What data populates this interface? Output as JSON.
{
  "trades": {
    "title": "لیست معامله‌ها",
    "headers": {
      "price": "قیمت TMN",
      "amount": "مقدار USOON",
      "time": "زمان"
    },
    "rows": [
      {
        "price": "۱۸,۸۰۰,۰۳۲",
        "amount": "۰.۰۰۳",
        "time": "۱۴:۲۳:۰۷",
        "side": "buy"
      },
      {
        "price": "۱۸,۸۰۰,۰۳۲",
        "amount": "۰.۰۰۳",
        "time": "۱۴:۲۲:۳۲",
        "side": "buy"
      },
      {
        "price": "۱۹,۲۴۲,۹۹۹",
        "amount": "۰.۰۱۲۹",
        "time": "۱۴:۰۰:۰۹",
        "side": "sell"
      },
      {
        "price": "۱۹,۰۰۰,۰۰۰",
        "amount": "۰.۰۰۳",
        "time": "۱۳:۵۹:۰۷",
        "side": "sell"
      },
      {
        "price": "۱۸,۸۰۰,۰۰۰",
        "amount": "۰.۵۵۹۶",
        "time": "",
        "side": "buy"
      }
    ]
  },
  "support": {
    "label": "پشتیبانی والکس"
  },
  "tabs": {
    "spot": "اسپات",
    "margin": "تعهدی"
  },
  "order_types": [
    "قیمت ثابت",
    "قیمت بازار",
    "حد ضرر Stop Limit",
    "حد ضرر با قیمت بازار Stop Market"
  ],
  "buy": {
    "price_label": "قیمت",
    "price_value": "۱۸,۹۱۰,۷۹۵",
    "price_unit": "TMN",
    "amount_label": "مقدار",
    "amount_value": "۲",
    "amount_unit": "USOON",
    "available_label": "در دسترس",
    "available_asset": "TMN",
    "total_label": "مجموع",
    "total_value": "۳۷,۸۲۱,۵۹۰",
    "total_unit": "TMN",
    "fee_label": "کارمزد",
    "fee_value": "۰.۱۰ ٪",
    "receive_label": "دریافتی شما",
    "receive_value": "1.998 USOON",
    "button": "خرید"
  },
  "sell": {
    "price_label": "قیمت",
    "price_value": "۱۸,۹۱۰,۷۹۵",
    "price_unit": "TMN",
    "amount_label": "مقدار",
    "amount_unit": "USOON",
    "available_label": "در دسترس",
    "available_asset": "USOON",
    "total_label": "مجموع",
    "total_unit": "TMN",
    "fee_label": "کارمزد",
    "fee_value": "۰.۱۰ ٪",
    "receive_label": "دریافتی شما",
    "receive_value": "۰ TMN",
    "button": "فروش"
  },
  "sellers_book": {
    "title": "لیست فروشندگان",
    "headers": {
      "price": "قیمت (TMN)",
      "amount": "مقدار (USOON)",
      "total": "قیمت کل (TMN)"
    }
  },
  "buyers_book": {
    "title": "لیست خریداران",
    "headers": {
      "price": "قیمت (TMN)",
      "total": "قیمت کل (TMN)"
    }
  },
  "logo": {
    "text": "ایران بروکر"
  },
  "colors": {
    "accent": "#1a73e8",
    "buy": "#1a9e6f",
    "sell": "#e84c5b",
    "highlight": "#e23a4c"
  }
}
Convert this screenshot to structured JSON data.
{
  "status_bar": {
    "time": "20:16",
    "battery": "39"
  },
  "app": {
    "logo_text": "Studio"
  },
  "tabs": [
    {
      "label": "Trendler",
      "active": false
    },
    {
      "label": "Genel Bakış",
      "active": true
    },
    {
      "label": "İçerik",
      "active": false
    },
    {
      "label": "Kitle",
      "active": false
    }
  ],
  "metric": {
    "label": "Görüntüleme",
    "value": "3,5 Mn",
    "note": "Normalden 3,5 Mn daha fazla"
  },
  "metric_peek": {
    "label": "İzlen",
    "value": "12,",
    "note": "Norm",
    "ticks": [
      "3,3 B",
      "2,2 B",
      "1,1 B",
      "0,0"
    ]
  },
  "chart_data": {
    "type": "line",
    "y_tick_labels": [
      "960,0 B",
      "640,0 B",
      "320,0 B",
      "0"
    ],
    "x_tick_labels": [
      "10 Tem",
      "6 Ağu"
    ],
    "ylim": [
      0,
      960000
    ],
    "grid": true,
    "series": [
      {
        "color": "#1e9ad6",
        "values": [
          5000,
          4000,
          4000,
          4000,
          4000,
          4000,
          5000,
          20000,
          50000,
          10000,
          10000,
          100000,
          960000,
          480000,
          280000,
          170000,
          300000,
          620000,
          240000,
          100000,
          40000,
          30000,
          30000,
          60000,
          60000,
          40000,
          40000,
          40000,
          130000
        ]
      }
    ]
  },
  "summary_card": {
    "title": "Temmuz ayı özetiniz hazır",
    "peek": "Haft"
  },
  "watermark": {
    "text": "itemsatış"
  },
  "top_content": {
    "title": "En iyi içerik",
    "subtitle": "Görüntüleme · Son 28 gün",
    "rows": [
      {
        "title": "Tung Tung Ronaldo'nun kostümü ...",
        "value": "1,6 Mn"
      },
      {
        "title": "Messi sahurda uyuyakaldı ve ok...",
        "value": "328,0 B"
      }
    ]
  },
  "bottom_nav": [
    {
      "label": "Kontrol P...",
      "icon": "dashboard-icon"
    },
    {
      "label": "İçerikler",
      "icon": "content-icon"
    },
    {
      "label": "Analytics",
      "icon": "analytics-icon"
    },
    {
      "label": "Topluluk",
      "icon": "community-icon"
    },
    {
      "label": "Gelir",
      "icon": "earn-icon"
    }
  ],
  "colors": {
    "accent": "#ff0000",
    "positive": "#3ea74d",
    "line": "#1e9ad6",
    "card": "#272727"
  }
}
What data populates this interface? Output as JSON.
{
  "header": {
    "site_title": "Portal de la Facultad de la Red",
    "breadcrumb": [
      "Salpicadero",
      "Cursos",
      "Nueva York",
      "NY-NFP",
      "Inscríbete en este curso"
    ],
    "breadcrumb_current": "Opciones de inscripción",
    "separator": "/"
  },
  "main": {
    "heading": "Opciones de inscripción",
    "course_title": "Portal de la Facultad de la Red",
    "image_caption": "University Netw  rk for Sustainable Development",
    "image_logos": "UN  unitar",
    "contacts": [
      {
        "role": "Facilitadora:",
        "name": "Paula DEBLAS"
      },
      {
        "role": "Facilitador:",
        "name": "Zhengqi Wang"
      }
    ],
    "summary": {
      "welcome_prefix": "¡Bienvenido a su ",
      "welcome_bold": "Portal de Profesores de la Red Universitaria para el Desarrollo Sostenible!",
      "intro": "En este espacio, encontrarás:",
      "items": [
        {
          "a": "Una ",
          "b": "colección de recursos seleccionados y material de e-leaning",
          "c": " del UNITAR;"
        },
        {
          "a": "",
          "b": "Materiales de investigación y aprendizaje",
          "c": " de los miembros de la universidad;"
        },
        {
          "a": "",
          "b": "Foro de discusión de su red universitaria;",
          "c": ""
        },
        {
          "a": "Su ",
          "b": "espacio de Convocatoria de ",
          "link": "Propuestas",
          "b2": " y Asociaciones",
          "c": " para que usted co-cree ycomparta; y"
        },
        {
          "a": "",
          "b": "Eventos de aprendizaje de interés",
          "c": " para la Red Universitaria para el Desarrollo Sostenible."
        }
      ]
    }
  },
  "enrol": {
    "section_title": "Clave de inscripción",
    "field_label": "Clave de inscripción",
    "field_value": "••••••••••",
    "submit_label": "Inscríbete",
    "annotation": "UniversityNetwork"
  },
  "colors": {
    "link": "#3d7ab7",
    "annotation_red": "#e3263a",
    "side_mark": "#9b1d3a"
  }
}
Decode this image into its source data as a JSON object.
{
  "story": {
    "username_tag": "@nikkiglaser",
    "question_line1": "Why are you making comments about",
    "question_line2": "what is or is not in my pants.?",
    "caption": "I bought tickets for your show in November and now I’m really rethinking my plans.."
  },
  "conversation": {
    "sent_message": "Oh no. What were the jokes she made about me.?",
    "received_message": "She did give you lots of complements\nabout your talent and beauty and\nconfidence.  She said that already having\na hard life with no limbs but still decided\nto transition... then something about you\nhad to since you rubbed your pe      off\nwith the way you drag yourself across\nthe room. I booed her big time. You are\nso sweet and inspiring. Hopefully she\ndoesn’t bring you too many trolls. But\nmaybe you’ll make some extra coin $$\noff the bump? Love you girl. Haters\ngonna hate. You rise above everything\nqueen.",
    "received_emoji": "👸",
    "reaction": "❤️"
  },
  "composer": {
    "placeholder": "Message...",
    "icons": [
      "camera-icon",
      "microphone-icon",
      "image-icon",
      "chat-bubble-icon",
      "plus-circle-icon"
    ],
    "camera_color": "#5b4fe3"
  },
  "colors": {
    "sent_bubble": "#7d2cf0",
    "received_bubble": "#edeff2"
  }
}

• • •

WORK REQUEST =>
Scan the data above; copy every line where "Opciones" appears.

EXERCISE SOLUTION =>
    "breadcrumb_current": "Opciones de inscripción",
    "heading": "Opciones de inscripción",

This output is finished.